In a letter, Griswold later described what happened “I gave him the first blow—I call’d him a scoundrel & struck him with my cane, and pursued him with more than twenty blows on his head and back until he got possession of a pair of tongues [i.e., tongs], when I threw him down and after giving him several blows with my fist, I was taken off by his friends.”
Representative George Thacher of Massachusetts recalled “I was suddenly, and unsuspectedly interrupted by the sound of a violent blow I raised my head, & directly before me stood Mr. Griswald [sic] laying on blows with all his might upon Mr. Lyon, who seemed to be in the act of rising out of his seat Lyon made an attempt to catch his cane, but failed--he pressed towards Griswald and endeavoured to close with him, but Griswald fell back and continued his blows on the head, shoulder, & arms of Lyon[who] protecting his head & face as well as he could then turned & made for the fire place& took up the [fire] tongs. Griswald drop[p]ed his stick & seized the tongs with one hand, & the collar of Lyon by the other, in which pos[i]tion they struggled for an instant when Griswald trip[p]ed Lyon & threw him on the floor & gave him one or two blows in the face”
The combatants were separated and Lyon walked over to the House water table, loudly making the statement “I wish I had been left alone awhile.” Griswold then re-approached him and Lyon came at him with a set of fire tongs, setting off a second brawl. Jonathan Mason commented that the incident caused the central legislative body of the United States of America had been reduced to "an assembly of Gladiators."
The ever arrogant Griswold later said “I might perhaps have given him a second beating but the House was called to order.” Griswold, who was born to rank and privilege, ascribed Lyon's temperament to his working class Irish roots. In 1798, he wrote to a friend "The stories of his being sold for his passage from Ireland are likewise true--in short he is literally one of the most ignorant contemptible and brutal fellows in Congress--and that is saying a great deal." As a result of the incident, Lyon had the distinction of being the first member of the House to have an ethics violation charge filed against him for "gross indecency" for spitting on Griswold, although the Ethics Committee recommended censure, the House as a whole rejected the motion to censure him while the blue blooded Griswold will forever be the first congressman to engage in a physical altercation with another congressman.
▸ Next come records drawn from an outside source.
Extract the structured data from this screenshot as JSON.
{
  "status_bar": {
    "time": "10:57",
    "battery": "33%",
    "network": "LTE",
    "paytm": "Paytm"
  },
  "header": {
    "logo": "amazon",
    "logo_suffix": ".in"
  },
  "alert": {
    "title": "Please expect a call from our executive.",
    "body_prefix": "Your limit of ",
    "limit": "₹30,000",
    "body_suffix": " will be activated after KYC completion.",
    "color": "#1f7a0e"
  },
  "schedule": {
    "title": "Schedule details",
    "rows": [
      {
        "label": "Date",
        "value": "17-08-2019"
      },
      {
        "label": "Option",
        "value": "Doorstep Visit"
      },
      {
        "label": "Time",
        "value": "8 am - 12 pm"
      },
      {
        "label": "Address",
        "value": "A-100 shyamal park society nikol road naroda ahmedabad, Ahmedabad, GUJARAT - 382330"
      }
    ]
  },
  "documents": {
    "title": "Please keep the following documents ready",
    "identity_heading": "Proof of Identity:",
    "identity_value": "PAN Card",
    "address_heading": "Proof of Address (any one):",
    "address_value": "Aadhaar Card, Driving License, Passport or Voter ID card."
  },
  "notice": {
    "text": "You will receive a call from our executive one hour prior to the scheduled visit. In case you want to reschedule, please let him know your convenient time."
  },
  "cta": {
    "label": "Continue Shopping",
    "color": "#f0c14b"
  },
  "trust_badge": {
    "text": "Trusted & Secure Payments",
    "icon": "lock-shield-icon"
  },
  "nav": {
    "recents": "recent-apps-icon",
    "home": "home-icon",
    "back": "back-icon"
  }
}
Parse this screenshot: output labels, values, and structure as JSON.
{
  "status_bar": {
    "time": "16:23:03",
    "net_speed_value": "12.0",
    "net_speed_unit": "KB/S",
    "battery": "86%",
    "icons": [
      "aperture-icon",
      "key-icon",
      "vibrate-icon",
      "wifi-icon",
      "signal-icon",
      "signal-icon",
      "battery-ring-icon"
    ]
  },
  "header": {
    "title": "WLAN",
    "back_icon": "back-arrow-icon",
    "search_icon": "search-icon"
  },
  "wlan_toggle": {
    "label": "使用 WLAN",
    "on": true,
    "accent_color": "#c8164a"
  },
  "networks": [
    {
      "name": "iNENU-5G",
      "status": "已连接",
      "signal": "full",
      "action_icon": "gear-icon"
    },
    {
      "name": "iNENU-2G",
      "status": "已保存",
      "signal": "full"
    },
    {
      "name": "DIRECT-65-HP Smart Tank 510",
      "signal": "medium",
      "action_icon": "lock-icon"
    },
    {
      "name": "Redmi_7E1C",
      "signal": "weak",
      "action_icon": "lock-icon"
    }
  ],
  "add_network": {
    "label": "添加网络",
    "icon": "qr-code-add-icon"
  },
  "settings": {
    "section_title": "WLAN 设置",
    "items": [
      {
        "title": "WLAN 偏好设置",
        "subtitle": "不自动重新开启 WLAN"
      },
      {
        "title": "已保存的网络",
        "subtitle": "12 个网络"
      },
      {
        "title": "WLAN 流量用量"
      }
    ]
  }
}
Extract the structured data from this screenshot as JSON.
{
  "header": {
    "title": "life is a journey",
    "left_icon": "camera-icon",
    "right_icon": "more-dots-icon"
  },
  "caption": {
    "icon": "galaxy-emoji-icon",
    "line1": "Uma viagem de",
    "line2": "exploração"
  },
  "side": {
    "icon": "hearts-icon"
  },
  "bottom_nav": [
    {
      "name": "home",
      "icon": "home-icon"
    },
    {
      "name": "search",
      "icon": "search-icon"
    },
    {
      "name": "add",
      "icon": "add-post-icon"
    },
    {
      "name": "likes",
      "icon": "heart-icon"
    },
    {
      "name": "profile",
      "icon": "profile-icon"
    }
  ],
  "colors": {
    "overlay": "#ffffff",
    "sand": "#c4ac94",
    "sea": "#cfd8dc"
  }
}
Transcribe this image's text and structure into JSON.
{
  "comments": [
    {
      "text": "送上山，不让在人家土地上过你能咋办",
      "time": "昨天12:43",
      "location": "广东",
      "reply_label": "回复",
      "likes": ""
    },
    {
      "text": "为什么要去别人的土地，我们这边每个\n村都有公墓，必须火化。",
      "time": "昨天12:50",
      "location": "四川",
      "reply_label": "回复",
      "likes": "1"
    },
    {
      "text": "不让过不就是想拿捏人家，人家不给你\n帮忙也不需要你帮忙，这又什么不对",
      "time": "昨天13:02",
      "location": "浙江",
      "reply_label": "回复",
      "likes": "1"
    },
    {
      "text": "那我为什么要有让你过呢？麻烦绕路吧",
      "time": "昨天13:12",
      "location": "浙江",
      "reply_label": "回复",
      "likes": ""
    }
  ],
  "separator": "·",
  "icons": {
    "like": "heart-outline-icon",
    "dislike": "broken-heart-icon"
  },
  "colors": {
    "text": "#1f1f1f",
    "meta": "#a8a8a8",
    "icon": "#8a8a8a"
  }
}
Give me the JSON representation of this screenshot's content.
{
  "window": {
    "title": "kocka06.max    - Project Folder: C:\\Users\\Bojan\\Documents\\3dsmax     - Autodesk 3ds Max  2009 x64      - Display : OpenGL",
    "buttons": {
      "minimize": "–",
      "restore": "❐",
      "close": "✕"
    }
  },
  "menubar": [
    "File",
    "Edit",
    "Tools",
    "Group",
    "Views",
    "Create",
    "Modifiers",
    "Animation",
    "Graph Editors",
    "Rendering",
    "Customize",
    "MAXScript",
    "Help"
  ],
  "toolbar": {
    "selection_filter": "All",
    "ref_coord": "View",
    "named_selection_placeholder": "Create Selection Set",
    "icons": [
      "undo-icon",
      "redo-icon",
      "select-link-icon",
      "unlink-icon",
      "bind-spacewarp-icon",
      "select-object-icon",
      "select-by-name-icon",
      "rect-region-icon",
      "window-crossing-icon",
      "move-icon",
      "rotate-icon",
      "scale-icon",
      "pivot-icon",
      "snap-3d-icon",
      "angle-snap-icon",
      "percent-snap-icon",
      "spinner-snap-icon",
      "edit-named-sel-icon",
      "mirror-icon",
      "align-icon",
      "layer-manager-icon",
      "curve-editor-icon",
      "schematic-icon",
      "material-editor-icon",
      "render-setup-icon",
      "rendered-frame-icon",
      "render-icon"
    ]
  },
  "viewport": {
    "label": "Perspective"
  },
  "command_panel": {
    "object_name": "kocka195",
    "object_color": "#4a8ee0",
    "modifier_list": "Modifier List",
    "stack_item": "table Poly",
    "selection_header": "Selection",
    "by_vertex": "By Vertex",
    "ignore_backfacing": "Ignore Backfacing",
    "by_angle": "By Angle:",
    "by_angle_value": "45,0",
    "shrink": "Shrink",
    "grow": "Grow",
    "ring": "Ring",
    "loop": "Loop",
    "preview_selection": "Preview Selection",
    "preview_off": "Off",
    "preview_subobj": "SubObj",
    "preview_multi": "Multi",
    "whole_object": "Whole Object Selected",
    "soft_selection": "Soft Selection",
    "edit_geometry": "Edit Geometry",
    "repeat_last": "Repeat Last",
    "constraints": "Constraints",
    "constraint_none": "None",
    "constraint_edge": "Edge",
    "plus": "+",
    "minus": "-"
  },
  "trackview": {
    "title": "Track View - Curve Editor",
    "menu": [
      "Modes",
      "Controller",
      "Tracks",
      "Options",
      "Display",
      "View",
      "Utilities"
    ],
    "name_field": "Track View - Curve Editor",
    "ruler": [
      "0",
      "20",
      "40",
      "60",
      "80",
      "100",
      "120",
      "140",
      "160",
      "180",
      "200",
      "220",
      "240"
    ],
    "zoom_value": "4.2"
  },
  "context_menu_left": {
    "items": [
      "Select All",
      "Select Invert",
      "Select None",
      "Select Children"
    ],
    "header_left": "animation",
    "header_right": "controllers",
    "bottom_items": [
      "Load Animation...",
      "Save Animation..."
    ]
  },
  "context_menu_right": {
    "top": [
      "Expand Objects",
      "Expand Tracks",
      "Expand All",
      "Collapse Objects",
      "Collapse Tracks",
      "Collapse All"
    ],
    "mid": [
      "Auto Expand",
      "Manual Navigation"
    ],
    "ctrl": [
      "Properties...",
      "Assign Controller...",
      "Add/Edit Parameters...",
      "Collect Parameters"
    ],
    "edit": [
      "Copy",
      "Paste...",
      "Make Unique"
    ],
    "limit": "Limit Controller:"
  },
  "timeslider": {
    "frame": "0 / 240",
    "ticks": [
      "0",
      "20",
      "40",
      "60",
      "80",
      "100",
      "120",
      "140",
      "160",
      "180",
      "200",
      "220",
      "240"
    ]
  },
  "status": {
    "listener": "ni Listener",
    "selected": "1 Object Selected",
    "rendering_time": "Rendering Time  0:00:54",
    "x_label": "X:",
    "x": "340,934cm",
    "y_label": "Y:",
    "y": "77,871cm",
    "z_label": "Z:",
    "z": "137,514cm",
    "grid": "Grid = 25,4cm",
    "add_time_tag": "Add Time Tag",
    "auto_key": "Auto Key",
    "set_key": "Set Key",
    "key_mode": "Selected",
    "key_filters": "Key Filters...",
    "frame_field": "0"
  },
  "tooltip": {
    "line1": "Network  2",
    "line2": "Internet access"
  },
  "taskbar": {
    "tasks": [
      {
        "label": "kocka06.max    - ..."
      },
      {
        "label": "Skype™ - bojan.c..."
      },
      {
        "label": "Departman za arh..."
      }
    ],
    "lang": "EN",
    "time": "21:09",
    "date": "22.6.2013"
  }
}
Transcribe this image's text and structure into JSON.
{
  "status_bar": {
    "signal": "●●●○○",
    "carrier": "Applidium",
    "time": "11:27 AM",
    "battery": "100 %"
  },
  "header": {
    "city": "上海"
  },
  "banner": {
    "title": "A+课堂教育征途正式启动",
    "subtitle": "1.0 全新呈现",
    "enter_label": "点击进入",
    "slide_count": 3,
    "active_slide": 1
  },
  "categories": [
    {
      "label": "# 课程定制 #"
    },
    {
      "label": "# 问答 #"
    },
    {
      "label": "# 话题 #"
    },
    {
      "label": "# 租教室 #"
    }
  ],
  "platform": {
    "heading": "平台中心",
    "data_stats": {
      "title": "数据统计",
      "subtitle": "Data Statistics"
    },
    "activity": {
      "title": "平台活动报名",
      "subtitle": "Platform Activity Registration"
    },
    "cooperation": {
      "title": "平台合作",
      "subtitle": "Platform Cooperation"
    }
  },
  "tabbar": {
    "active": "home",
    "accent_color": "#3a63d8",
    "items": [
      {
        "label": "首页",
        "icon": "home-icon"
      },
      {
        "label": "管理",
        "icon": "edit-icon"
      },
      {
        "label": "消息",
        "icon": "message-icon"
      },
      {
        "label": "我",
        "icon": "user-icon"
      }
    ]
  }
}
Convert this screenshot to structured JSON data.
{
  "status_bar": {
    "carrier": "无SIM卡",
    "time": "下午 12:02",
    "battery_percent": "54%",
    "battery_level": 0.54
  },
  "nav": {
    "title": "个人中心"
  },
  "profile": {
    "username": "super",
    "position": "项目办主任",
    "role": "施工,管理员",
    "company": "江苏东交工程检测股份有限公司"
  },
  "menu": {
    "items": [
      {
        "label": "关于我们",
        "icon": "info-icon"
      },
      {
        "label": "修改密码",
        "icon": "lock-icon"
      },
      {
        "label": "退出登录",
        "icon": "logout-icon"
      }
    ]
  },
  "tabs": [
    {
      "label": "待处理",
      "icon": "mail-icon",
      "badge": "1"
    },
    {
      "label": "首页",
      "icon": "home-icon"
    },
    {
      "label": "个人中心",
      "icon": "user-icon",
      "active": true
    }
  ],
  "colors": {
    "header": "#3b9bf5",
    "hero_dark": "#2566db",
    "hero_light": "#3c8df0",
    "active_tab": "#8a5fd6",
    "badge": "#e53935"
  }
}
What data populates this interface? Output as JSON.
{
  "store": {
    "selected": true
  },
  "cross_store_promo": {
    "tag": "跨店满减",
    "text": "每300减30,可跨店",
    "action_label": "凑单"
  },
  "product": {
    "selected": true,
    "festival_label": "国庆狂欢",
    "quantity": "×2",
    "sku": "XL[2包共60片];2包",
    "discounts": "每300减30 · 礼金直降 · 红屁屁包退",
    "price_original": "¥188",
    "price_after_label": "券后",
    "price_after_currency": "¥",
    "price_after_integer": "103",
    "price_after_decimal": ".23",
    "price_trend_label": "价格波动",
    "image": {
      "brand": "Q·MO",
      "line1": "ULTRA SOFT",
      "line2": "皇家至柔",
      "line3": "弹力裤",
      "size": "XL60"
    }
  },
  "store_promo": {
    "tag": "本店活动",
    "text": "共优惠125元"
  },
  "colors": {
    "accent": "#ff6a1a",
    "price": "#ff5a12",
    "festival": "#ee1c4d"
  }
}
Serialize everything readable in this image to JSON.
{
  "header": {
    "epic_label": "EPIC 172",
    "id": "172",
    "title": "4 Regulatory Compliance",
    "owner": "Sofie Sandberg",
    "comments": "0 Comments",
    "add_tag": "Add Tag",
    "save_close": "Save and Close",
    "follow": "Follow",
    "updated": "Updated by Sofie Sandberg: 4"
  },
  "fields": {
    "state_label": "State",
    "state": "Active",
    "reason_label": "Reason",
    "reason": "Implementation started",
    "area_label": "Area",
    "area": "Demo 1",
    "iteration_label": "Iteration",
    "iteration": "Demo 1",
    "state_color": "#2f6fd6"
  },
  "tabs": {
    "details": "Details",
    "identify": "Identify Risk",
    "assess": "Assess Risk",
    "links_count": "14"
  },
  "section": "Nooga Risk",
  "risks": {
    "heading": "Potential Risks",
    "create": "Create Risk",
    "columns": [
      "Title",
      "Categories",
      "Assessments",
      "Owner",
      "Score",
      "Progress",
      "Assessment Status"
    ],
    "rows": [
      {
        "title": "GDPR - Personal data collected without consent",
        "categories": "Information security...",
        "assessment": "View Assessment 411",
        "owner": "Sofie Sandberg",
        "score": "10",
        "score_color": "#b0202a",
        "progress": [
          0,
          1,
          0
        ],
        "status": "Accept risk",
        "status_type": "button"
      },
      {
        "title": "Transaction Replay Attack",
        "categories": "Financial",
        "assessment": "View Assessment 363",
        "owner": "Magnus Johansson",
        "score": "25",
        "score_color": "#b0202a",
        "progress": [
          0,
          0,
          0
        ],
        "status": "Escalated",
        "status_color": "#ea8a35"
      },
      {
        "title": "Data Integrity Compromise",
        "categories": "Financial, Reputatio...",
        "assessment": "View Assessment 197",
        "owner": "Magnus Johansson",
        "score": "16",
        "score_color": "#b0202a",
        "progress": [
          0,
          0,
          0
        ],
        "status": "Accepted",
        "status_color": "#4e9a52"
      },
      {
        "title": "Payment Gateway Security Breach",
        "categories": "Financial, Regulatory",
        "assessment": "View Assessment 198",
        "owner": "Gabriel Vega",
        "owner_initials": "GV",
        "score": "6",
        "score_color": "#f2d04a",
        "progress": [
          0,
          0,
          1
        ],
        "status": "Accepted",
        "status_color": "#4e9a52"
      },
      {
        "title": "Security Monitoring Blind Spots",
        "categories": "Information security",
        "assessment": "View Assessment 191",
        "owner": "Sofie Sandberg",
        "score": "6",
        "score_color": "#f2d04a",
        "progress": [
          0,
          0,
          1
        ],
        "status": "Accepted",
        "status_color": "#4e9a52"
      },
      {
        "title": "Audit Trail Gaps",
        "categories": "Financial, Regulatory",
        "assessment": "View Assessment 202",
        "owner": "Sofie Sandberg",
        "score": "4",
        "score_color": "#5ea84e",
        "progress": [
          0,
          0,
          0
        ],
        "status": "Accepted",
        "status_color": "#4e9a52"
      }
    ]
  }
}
Lyon was reelected to Congress while in jail in 1798, after he was found guilty of violating the Alien and Sedition Acts, which prohibited malicious writing of the American government or its officials.
Lyon was the first person to be put to trial for violating the acts and charged with criticizing Federalist president John Adams and disagreeing with Adams' decision to go to war against France. He was found guilty and sentenced to four months in jail and ordered to pay a $1,000 fine and court costs. While in jail, Lyon won election to the Sixth Congress. In the election of 1800, it was Lyon cast the deciding vote for Jefferson after the election went to the House of Representatives because of an electoral tie.
Lyon left the Congress in 1801 and moved to Kentucky where he settled in Caldwell County (now Lyon County) and became a member of the Kentucky House of Representatives in 1802. He was reelected to Congresses in 1803 and was appointed United States factor to the Cherokee Nation in Arkansas Territory in 1820. he died Spadra Bluff, Arkansas, August 1, 1822.
Griswold served as a judge of the Supreme Court of Connecticut in 1807, Lieutenant Governor from 1809 to 1811 and Governor from 1811 until his death in Norwich. He is buried Old Lyme, Connecticut.